- **WORK REQUEST**
Your task is to copy each line in the listing that includes the word "this".

- **MATERIAL PROVIDED**
▬▬▬▬▬▬▬▬▬▬

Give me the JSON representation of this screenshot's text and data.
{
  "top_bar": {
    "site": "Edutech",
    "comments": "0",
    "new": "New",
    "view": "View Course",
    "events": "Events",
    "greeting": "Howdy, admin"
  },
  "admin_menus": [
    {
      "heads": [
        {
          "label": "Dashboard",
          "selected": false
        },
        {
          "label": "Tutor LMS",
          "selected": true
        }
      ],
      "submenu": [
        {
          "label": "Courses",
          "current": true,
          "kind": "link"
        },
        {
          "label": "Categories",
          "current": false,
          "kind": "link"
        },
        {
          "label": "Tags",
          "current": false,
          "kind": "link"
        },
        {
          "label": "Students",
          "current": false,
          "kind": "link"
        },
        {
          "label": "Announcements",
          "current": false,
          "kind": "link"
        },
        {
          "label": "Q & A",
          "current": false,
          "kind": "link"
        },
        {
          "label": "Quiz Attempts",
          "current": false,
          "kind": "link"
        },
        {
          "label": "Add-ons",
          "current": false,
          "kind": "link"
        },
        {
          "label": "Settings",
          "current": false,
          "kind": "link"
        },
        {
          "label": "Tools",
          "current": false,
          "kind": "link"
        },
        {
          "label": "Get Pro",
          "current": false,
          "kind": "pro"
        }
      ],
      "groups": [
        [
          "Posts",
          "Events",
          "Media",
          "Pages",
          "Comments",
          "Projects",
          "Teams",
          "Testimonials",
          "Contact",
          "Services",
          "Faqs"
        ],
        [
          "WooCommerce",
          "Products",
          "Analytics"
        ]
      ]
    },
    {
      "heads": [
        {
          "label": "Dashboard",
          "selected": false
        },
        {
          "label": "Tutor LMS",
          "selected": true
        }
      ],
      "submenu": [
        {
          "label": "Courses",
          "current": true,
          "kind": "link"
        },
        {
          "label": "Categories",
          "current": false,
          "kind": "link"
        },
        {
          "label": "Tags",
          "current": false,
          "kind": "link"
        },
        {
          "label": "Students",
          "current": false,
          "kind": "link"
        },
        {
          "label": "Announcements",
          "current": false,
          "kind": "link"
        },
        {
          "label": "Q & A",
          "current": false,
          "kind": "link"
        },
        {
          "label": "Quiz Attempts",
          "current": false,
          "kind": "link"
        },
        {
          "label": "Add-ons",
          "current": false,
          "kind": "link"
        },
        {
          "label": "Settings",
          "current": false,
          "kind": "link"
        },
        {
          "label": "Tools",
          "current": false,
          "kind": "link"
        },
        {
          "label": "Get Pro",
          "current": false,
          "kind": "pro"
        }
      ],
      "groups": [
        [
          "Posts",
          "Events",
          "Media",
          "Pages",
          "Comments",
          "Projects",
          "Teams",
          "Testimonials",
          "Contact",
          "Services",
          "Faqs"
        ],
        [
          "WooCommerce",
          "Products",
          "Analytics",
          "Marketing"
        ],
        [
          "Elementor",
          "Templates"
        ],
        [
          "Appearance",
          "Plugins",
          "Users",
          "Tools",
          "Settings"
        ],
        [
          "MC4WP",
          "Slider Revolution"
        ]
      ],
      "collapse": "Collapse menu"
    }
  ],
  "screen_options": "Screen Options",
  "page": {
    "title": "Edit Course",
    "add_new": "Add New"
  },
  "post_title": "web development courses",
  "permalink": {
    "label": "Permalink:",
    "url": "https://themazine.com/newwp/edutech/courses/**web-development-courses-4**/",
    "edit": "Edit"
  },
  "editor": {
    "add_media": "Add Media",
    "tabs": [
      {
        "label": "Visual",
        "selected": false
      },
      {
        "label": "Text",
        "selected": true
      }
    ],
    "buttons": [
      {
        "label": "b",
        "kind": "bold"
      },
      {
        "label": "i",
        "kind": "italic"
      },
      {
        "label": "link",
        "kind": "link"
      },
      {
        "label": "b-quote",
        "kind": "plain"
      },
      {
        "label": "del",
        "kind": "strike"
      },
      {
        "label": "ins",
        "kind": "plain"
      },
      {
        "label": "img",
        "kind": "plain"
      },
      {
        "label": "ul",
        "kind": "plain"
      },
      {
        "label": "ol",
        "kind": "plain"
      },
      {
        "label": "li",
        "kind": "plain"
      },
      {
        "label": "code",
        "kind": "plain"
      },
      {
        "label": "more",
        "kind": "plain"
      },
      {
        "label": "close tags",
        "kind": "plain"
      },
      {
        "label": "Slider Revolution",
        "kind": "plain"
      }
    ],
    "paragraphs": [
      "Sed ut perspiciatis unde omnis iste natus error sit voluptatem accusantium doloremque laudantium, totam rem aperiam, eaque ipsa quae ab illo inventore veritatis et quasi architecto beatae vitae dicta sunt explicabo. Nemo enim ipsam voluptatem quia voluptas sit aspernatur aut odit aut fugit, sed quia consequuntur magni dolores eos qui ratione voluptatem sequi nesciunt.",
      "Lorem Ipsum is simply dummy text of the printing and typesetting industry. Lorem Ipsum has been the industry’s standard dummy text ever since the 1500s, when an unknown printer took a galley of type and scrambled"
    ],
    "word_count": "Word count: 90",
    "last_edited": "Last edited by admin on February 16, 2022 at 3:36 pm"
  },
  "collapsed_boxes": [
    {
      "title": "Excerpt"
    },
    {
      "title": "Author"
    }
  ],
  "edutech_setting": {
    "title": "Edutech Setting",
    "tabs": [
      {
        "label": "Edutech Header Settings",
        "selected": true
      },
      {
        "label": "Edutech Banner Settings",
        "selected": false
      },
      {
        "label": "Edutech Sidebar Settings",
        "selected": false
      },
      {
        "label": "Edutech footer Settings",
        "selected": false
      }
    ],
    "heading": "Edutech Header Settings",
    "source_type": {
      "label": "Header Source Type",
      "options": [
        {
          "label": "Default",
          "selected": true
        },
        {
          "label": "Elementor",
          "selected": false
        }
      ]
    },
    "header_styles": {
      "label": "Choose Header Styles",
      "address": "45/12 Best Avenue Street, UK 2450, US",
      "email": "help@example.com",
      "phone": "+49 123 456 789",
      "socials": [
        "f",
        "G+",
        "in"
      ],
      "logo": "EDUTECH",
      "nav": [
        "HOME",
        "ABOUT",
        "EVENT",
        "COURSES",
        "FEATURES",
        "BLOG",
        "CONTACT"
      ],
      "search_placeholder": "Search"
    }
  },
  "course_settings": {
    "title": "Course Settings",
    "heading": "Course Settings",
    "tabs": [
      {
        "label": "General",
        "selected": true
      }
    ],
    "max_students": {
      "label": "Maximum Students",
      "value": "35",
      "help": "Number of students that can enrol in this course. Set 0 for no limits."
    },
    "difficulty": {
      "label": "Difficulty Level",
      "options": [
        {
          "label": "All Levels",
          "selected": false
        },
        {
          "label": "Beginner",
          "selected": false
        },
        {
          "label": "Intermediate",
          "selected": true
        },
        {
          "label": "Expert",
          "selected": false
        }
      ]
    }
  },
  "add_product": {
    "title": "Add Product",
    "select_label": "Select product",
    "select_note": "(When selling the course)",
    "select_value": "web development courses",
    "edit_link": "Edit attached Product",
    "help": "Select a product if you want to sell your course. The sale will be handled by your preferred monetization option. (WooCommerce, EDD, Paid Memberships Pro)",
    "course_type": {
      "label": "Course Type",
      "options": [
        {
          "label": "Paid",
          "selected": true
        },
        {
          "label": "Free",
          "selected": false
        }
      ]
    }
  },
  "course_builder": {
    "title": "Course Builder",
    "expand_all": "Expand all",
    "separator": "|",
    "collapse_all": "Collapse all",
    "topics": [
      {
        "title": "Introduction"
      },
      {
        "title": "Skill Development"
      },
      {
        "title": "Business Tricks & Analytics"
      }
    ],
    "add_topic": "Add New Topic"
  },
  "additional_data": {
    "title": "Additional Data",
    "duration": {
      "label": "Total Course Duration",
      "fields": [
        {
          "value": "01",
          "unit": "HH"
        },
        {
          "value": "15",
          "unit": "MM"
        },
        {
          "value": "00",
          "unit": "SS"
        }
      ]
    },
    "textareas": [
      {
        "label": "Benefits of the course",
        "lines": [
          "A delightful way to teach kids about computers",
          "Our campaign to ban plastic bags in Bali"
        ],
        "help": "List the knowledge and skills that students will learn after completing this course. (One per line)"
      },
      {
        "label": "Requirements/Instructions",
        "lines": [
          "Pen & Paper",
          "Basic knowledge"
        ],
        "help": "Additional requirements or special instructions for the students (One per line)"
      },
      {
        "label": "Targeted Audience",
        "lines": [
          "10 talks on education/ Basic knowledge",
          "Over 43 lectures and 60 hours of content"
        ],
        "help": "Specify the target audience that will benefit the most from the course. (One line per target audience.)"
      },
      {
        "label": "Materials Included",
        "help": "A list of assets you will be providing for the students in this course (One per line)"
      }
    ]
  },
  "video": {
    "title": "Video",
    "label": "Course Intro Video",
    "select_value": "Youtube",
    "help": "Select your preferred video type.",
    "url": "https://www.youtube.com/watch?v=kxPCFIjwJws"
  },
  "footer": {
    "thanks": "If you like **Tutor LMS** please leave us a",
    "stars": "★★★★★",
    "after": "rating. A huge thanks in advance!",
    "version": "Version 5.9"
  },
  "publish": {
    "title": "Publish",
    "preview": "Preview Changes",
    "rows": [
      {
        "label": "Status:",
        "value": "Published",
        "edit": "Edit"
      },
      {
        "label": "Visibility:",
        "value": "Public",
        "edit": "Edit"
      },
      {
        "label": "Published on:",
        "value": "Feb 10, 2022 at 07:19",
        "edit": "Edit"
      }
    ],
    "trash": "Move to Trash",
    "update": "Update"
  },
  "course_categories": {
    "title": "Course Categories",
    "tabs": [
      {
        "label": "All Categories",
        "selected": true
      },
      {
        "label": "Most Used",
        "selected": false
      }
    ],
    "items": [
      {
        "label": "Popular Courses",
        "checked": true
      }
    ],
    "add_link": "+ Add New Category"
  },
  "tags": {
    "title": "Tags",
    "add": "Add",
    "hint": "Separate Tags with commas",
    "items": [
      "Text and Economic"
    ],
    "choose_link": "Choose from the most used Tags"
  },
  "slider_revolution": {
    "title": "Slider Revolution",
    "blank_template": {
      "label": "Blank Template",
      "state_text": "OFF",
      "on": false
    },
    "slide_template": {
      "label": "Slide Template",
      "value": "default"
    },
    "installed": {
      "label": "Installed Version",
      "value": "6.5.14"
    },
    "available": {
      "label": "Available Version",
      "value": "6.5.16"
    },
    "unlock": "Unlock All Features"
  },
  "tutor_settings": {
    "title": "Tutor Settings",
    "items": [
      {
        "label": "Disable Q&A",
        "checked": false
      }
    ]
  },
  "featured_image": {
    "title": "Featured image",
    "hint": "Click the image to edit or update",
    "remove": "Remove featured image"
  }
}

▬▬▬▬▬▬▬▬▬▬

- **EXERCISE OUTPUT**
Give me the JSON representation of this screenshot's text and data.
      "help": "Number of students that can enrol in this course. Set 0 for no limits."
        "help": "List the knowledge and skills that students will learn after completing this course. (One per line)"
        "help": "A list of assets you will be providing for the students in this course (One per line)"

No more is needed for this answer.